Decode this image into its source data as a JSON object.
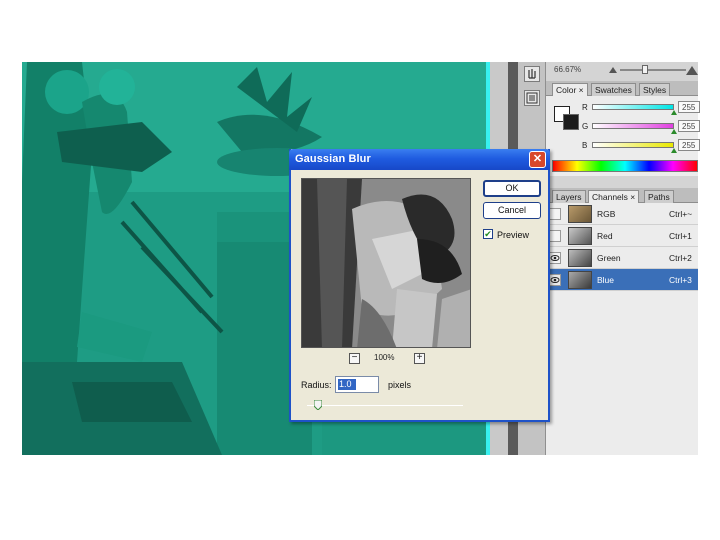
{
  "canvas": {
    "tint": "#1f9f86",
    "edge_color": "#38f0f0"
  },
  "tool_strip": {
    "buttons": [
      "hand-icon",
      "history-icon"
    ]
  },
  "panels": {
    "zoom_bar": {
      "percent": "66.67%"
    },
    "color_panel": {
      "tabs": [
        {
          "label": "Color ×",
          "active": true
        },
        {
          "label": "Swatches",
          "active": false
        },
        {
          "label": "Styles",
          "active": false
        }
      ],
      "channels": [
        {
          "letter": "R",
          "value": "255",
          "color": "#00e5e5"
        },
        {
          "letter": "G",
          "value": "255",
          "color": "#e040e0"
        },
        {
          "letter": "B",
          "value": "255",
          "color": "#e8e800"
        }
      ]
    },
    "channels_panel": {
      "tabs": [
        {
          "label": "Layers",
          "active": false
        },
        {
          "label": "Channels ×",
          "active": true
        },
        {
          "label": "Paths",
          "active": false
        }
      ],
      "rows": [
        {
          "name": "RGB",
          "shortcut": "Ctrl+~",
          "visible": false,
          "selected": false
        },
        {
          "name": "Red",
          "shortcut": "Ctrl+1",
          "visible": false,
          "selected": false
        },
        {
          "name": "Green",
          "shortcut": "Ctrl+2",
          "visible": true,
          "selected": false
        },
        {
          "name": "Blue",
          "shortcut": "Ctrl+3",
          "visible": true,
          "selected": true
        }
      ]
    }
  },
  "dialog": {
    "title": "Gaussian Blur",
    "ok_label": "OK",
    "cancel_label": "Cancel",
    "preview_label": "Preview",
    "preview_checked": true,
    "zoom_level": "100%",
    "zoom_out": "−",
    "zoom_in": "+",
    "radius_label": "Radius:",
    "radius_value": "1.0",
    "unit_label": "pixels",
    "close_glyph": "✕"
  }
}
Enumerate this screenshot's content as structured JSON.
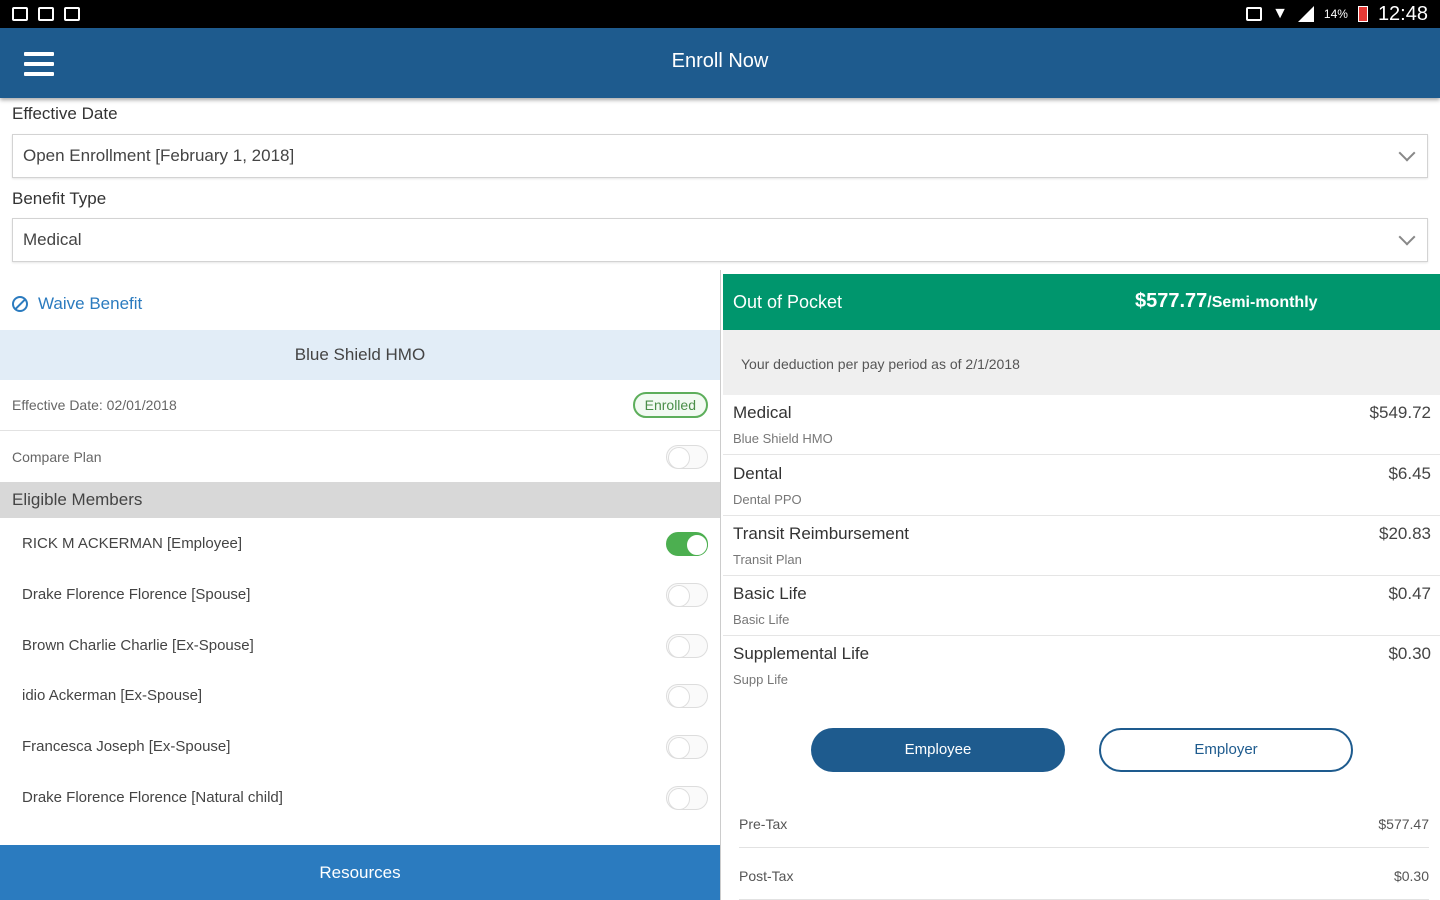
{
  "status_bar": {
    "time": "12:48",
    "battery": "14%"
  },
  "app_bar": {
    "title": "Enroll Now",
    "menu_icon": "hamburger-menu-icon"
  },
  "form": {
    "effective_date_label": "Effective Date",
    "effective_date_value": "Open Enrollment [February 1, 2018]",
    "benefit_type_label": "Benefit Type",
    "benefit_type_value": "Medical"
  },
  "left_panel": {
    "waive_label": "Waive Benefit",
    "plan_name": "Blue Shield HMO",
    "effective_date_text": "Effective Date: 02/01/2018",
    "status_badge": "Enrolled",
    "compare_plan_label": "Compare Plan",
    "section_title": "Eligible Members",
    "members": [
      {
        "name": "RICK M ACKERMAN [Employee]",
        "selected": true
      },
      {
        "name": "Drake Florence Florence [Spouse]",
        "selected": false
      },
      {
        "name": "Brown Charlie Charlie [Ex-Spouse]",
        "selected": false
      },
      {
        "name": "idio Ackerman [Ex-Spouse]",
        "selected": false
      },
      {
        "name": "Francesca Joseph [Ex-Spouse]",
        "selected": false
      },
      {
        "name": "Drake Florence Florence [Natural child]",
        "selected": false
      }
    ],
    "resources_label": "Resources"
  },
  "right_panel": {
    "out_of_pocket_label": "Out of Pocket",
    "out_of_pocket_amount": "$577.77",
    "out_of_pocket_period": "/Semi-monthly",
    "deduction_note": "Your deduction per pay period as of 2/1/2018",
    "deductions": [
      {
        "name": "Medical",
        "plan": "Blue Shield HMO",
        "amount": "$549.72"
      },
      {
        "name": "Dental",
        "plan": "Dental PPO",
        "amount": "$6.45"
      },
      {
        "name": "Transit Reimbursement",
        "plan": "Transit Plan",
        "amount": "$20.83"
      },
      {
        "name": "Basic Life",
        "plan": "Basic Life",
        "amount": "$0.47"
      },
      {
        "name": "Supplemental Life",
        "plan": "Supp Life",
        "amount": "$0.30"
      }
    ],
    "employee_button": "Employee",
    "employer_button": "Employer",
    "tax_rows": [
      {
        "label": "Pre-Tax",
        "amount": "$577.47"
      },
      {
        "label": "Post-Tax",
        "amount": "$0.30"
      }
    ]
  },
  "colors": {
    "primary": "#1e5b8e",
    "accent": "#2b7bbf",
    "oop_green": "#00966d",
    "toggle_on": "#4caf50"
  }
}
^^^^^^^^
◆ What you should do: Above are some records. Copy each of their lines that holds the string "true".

◆ Task solution:
          "active": true
          "active": true
          "visible": true,
          "visible": true,
          "selected": true
    "preview_checked": true,
        "selected": true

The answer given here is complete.